Feature: Is NJ Governor Chris Christie A Mad Man?
Some of his positions seem pretty moderate. Unlike Sarah Palin and the Tea Partiers, Christie doesn’t talk about border fences or the constitutionality of the Commerce Clause. He’s Catholic but rarely mentions it. (“To him, I’d guess [faith] has nothing to do with politics,” says Tom Wilson, a Republican lobbyist and Christie campaign adviser. “It’s an irrelevant topic.”) He’s an ex-prosecutor who supports gun control and once donated to Planned Parenthood (although he’s now pro-life). He said it was wrong for Republicans to “demagogue” on immigration reform or make a “political football” out of the mosque at Ground Zero, and he worked with the Obama administration to set up a $141 million insurance pool under the health-care reform law.
At the same time, Christie has swaggered into a number of fights. He wants to annex the casino district of Atlantic City, and he made a surprise visit to the headquarters of the Delaware River Port Authority to embarrass DRPA leaders into making ethical reforms. Pretty much every day before breakfast, Christie rips the state’s Democrat-aligned teachers union, the NJEA, as “fat and entitled and sanctimonious and self-serving.” And in June, he coerced a Democratic legislature into passing a drastic budget: Christie cut $820 million for public schools, $445 million in aid to municipalities, $33 million for transit, $173 million for higher education, and more than $5 million for school nutrition programs for poor children, all while handing a $900 million tax cut to the richest 63,000 taxpayers. National conservatives didn’t know you could get away with that in a blue state — certainly not while winning the Virginia Tea Party Patriots presidential straw poll, edging out Sarah Palin, Ron Paul and Newt Gingrich.

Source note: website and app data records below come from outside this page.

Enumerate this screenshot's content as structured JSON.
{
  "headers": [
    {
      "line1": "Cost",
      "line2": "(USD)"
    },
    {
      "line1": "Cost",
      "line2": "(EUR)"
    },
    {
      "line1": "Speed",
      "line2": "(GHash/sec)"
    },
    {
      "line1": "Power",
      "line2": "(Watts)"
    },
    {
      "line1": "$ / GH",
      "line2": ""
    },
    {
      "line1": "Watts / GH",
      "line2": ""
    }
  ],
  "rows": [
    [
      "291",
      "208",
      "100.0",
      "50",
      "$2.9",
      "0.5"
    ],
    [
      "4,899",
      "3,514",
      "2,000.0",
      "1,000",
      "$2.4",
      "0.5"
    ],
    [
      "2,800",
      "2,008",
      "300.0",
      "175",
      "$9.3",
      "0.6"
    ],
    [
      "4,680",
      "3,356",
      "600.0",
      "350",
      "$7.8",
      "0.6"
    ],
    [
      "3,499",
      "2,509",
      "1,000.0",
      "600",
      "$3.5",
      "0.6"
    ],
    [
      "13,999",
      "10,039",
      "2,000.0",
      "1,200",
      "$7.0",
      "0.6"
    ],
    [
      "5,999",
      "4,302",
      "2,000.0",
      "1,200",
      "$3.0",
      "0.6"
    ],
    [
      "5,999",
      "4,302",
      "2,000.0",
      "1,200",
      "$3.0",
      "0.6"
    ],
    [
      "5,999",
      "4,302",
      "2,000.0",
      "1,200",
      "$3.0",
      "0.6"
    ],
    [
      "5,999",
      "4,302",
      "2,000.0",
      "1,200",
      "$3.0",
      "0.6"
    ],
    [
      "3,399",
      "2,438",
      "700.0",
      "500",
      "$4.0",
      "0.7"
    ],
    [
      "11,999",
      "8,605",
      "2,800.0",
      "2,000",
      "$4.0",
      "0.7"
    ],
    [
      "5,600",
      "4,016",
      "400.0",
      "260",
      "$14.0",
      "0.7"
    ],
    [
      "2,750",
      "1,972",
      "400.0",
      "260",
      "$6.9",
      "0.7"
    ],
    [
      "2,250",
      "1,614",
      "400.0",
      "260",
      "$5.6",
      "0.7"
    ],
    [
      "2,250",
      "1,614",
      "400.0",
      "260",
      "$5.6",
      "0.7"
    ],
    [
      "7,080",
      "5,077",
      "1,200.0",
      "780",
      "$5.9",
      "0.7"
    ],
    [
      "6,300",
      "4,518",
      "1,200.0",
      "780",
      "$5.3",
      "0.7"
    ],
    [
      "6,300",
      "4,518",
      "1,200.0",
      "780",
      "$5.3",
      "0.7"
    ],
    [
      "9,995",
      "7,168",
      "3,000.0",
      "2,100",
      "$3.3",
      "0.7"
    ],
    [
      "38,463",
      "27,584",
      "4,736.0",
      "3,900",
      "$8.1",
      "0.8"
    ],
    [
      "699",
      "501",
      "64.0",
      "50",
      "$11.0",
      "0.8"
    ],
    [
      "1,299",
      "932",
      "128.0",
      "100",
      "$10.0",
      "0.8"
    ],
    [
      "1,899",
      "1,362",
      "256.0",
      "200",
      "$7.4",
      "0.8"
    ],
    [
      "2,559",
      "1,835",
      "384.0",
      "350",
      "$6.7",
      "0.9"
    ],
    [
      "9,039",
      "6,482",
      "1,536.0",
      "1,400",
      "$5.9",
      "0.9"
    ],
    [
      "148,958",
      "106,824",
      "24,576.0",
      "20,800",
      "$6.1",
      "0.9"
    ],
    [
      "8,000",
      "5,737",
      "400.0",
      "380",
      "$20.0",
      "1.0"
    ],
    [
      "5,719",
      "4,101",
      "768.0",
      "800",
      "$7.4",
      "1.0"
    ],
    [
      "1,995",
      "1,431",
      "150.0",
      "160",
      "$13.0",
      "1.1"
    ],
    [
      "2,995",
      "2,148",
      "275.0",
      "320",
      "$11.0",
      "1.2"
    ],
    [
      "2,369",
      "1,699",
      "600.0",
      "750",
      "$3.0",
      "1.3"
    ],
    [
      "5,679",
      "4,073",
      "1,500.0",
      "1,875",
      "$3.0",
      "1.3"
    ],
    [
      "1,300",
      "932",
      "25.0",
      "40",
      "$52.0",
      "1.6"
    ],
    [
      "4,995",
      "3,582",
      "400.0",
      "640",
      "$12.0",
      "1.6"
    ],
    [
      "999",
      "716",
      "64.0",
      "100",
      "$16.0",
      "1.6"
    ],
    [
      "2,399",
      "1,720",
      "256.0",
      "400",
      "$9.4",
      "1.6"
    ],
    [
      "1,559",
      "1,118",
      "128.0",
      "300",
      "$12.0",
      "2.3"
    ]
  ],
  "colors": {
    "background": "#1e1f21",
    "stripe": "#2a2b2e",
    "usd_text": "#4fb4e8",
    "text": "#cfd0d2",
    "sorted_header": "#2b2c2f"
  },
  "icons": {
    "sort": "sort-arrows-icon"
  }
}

“It’s a really hopeful formula, because [Christie] has been able to fire up the base without engaging in demonization of President Obama or playing to the far-right, social-conservative crowd,” says John Avlon, former aide to Rudy Giuliani and author of Wingnuts: How the Lunatic Fringe Is Hijacking America. “He’s fighting real fights.” Christie has rocketed from chubby, semi-obscure prosecutor to GOP savior in 10 short months. And it’s a testament to his gifts as a communicator — he may be the most instinctual GOP speaker since Reagan — that Christie has done so almost entirely on the power of bluster. “I think the country loves it,” says Carolee Adams, president of the New Jersey chapter of the Eagle Forum, a conservative group. “I think the country absolutely loves this bombastic, mean and nasty man.”